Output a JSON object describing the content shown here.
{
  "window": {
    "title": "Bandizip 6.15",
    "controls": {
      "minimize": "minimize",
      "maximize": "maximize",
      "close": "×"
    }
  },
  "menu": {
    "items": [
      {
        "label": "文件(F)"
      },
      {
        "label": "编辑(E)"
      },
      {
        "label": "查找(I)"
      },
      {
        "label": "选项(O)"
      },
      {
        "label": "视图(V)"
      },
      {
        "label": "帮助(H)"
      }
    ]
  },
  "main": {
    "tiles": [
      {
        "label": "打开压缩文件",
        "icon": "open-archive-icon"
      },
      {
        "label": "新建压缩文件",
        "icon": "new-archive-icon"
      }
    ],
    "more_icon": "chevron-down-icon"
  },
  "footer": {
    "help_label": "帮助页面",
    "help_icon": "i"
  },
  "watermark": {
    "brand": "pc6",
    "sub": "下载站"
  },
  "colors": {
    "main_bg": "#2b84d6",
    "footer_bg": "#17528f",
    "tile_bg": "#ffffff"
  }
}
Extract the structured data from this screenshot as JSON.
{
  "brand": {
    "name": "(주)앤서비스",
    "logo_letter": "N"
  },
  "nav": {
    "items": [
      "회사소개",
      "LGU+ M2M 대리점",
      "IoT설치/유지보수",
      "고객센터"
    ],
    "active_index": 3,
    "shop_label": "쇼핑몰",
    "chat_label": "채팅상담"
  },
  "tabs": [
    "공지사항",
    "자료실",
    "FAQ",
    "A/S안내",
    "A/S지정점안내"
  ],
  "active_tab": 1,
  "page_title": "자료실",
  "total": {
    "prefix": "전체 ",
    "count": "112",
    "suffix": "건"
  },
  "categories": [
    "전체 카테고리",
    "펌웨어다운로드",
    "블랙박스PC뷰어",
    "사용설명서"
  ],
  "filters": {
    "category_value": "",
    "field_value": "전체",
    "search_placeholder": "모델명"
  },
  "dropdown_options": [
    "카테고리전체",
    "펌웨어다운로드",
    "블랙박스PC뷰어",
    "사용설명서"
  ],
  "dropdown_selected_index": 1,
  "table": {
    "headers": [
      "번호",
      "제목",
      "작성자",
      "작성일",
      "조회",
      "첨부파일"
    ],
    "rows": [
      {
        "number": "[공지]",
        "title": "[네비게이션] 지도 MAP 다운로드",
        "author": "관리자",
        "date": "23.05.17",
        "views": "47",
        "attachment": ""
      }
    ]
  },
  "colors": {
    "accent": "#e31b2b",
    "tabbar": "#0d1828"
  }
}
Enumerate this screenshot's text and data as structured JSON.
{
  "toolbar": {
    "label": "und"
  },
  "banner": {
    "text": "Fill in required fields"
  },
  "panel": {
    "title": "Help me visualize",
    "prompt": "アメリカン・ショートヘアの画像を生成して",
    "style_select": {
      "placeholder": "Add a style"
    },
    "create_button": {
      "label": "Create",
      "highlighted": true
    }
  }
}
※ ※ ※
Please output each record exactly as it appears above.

Output a JSON object describing the content shown here.
{
  "window": {
    "title": "Bandizip 6.15",
    "controls": {
      "minimize": "minimize",
      "maximize": "maximize",
      "close": "×"
    }
  },
  "menu": {
    "items": [
      {
        "label": "文件(F)"
      },
      {
        "label": "编辑(E)"
      },
      {
        "label": "查找(I)"
      },
      {
        "label": "选项(O)"
      },
      {
        "label": "视图(V)"
      },
      {
        "label": "帮助(H)"
      }
    ]
  },
  "main": {
    "tiles": [
      {
        "label": "打开压缩文件",
        "icon": "open-archive-icon"
      },
      {
        "label": "新建压缩文件",
        "icon": "new-archive-icon"
      }
    ],
    "more_icon": "chevron-down-icon"
  },
  "footer": {
    "help_label": "帮助页面",
    "help_icon": "i"
  },
  "watermark": {
    "brand": "pc6",
    "sub": "下载站"
  },
  "colors": {
    "main_bg": "#2b84d6",
    "footer_bg": "#17528f",
    "tile_bg": "#ffffff"
  }
}
Extract the structured data from this screenshot as JSON.
{
  "brand": {
    "name": "(주)앤서비스",
    "logo_letter": "N"
  },
  "nav": {
    "items": [
      "회사소개",
      "LGU+ M2M 대리점",
      "IoT설치/유지보수",
      "고객센터"
    ],
    "active_index": 3,
    "shop_label": "쇼핑몰",
    "chat_label": "채팅상담"
  },
  "tabs": [
    "공지사항",
    "자료실",
    "FAQ",
    "A/S안내",
    "A/S지정점안내"
  ],
  "active_tab": 1,
  "page_title": "자료실",
  "total": {
    "prefix": "전체 ",
    "count": "112",
    "suffix": "건"
  },
  "categories": [
    "전체 카테고리",
    "펌웨어다운로드",
    "블랙박스PC뷰어",
    "사용설명서"
  ],
  "filters": {
    "category_value": "",
    "field_value": "전체",
    "search_placeholder": "모델명"
  },
  "dropdown_options": [
    "카테고리전체",
    "펌웨어다운로드",
    "블랙박스PC뷰어",
    "사용설명서"
  ],
  "dropdown_selected_index": 1,
  "table": {
    "headers": [
      "번호",
      "제목",
      "작성자",
      "작성일",
      "조회",
      "첨부파일"
    ],
    "rows": [
      {
        "number": "[공지]",
        "title": "[네비게이션] 지도 MAP 다운로드",
        "author": "관리자",
        "date": "23.05.17",
        "views": "47",
        "attachment": ""
      }
    ]
  },
  "colors": {
    "accent": "#e31b2b",
    "tabbar": "#0d1828"
  }
}
Enumerate this screenshot's text and data as structured JSON.
{
  "toolbar": {
    "label": "und"
  },
  "banner": {
    "text": "Fill in required fields"
  },
  "panel": {
    "title": "Help me visualize",
    "prompt": "アメリカン・ショートヘアの画像を生成して",
    "style_select": {
      "placeholder": "Add a style"
    },
    "create_button": {
      "label": "Create",
      "highlighted": true
    }
  }
}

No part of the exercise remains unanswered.